■ Data for review
---*---
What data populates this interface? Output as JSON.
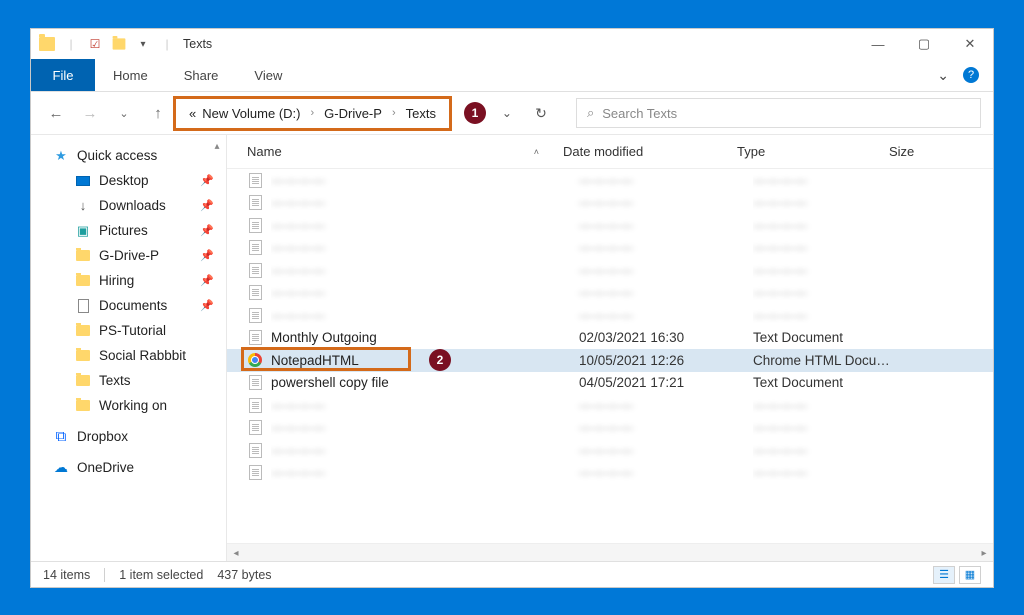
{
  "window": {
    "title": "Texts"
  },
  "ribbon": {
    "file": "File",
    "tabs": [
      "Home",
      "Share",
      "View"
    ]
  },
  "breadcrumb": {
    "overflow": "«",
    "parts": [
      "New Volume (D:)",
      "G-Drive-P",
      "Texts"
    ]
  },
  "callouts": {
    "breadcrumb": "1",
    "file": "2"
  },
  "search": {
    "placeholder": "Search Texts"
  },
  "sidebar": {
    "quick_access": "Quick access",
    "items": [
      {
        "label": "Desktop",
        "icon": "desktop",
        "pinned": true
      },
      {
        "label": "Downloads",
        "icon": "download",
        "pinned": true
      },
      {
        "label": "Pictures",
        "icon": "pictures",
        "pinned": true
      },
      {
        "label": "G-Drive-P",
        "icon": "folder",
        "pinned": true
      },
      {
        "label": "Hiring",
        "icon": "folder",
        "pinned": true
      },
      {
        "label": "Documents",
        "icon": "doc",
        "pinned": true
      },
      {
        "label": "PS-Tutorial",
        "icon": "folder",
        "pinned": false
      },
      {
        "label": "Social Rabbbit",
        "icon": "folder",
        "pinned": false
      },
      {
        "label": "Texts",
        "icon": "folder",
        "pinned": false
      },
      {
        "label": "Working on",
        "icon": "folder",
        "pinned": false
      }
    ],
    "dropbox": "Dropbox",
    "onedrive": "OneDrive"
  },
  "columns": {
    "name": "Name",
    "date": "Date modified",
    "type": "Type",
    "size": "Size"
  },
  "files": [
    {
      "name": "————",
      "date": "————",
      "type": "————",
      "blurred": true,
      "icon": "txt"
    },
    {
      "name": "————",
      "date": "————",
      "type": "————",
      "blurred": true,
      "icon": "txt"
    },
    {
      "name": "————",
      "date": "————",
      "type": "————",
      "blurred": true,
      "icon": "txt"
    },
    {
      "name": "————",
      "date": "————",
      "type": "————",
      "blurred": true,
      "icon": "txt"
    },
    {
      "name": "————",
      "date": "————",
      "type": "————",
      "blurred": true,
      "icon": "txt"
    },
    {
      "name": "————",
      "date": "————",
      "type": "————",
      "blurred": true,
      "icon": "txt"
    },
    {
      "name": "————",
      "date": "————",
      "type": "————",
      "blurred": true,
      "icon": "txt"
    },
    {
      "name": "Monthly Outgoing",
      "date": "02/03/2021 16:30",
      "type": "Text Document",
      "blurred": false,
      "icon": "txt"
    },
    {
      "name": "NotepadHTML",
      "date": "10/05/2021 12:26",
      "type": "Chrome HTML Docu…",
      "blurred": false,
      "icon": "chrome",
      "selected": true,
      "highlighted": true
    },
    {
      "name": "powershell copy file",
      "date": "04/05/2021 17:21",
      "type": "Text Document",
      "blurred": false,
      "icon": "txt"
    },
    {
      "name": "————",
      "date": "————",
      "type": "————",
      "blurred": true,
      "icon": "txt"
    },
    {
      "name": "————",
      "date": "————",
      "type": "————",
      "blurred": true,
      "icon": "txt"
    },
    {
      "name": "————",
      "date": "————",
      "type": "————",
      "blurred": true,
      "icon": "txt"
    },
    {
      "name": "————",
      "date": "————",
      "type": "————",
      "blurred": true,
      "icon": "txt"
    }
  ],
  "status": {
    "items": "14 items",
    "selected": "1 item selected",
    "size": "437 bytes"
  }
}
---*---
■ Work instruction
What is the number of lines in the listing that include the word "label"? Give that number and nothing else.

■ Exercise answer
10